REQUIRED WORK :: Repeat, exactly as written, all of the entries, but not their pictures.

AVAILABLE DATA ::
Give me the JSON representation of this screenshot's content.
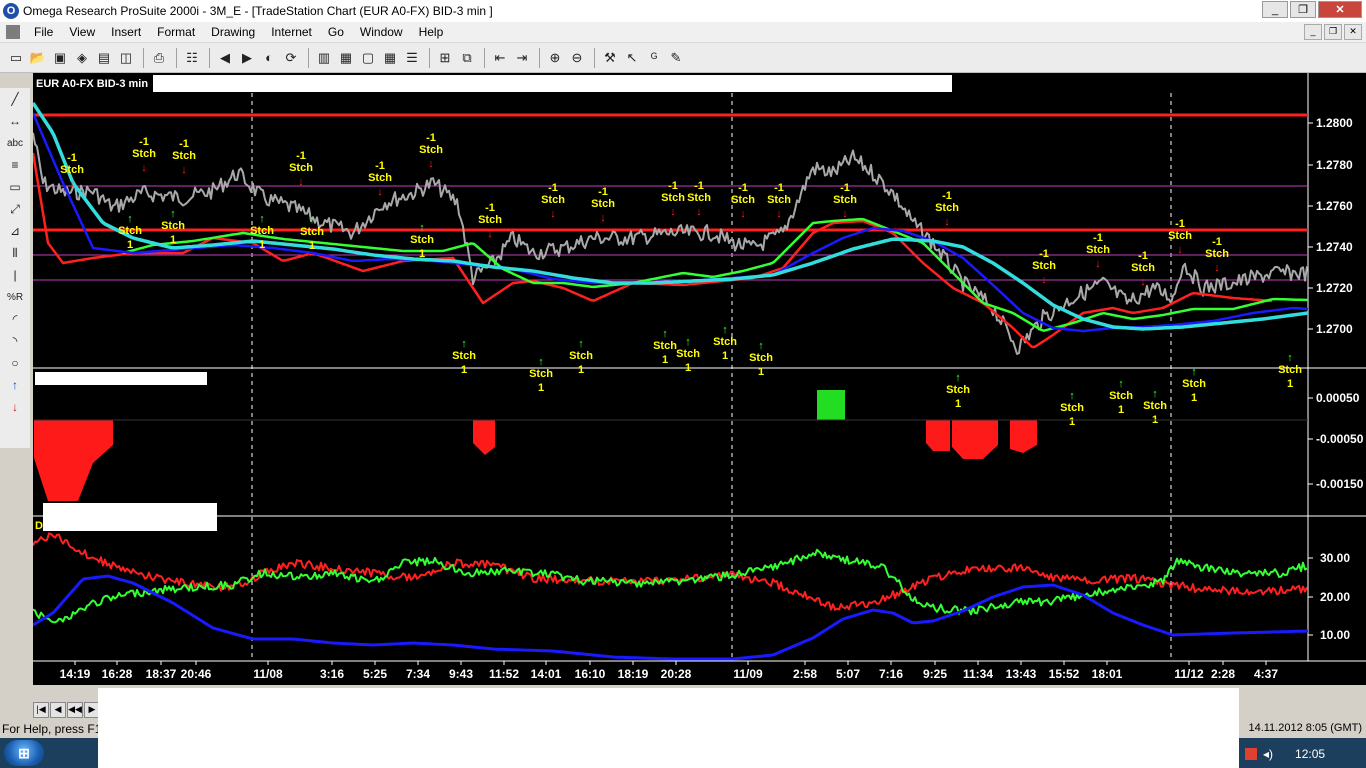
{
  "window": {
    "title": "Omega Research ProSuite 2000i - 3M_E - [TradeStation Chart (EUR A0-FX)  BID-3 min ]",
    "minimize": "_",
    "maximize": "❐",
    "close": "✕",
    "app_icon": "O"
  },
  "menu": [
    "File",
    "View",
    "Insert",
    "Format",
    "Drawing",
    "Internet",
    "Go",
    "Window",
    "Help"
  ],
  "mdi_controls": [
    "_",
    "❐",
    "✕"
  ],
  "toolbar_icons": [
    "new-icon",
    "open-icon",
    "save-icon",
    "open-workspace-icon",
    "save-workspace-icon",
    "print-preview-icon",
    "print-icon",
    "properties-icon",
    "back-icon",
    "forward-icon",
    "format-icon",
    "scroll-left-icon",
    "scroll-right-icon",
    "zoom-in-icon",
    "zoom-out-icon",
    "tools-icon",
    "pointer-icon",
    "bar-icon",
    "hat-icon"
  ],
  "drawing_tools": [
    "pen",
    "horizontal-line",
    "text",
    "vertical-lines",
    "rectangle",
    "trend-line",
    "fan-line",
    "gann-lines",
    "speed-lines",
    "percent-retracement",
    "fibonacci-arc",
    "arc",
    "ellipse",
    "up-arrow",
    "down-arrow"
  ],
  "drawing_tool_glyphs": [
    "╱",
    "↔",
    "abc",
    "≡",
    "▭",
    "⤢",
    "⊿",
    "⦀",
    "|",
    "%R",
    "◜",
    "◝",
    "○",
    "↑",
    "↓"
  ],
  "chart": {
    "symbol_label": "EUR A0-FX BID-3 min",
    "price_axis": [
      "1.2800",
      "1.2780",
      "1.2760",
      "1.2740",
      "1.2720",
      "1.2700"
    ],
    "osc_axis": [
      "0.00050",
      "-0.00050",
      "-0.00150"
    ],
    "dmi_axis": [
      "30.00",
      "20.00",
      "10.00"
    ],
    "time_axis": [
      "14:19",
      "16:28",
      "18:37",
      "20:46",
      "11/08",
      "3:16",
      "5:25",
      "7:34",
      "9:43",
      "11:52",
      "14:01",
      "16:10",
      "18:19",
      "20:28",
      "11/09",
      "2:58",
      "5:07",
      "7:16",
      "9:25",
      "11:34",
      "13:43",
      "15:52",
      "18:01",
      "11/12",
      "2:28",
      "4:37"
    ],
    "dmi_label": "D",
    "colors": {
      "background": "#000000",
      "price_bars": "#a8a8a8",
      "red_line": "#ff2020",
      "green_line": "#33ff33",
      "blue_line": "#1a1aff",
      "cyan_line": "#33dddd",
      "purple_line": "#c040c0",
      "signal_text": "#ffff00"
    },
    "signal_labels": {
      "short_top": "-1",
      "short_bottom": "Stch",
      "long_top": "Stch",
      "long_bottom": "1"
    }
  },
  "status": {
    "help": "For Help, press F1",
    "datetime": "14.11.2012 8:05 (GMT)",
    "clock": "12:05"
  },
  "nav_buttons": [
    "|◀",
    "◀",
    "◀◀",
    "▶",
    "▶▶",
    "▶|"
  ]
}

RESPONSE FOR THIS EXERCISE ::
Give me the JSON representation of this screenshot's content.
{
  "window": {
    "title": "Omega Research ProSuite 2000i - 3M_E - [TradeStation Chart (EUR A0-FX)  BID-3 min ]",
    "minimize": "_",
    "maximize": "❐",
    "close": "✕",
    "app_icon": "O"
  },
  "menu": [
    "File",
    "View",
    "Insert",
    "Format",
    "Drawing",
    "Internet",
    "Go",
    "Window",
    "Help"
  ],
  "mdi_controls": [
    "_",
    "❐",
    "✕"
  ],
  "toolbar_icons": [
    "new-icon",
    "open-icon",
    "save-icon",
    "open-workspace-icon",
    "save-workspace-icon",
    "print-preview-icon",
    "print-icon",
    "properties-icon",
    "back-icon",
    "forward-icon",
    "format-icon",
    "scroll-left-icon",
    "scroll-right-icon",
    "zoom-in-icon",
    "zoom-out-icon",
    "tools-icon",
    "pointer-icon",
    "bar-icon",
    "hat-icon"
  ],
  "drawing_tools": [
    "pen",
    "horizontal-line",
    "text",
    "vertical-lines",
    "rectangle",
    "trend-line",
    "fan-line",
    "gann-lines",
    "speed-lines",
    "percent-retracement",
    "fibonacci-arc",
    "arc",
    "ellipse",
    "up-arrow",
    "down-arrow"
  ],
  "drawing_tool_glyphs": [
    "╱",
    "↔",
    "abc",
    "≡",
    "▭",
    "⤢",
    "⊿",
    "⦀",
    "|",
    "%R",
    "◜",
    "◝",
    "○",
    "↑",
    "↓"
  ],
  "chart": {
    "symbol_label": "EUR A0-FX BID-3 min",
    "price_axis": [
      "1.2800",
      "1.2780",
      "1.2760",
      "1.2740",
      "1.2720",
      "1.2700"
    ],
    "osc_axis": [
      "0.00050",
      "-0.00050",
      "-0.00150"
    ],
    "dmi_axis": [
      "30.00",
      "20.00",
      "10.00"
    ],
    "time_axis": [
      "14:19",
      "16:28",
      "18:37",
      "20:46",
      "11/08",
      "3:16",
      "5:25",
      "7:34",
      "9:43",
      "11:52",
      "14:01",
      "16:10",
      "18:19",
      "20:28",
      "11/09",
      "2:58",
      "5:07",
      "7:16",
      "9:25",
      "11:34",
      "13:43",
      "15:52",
      "18:01",
      "11/12",
      "2:28",
      "4:37"
    ],
    "dmi_label": "D",
    "colors": {
      "background": "#000000",
      "price_bars": "#a8a8a8",
      "red_line": "#ff2020",
      "green_line": "#33ff33",
      "blue_line": "#1a1aff",
      "cyan_line": "#33dddd",
      "purple_line": "#c040c0",
      "signal_text": "#ffff00"
    },
    "signal_labels": {
      "short_top": "-1",
      "short_bottom": "Stch",
      "long_top": "Stch",
      "long_bottom": "1"
    }
  },
  "status": {
    "help": "For Help, press F1",
    "datetime": "14.11.2012 8:05 (GMT)",
    "clock": "12:05"
  },
  "nav_buttons": [
    "|◀",
    "◀",
    "◀◀",
    "▶",
    "▶▶",
    "▶|"
  ]
}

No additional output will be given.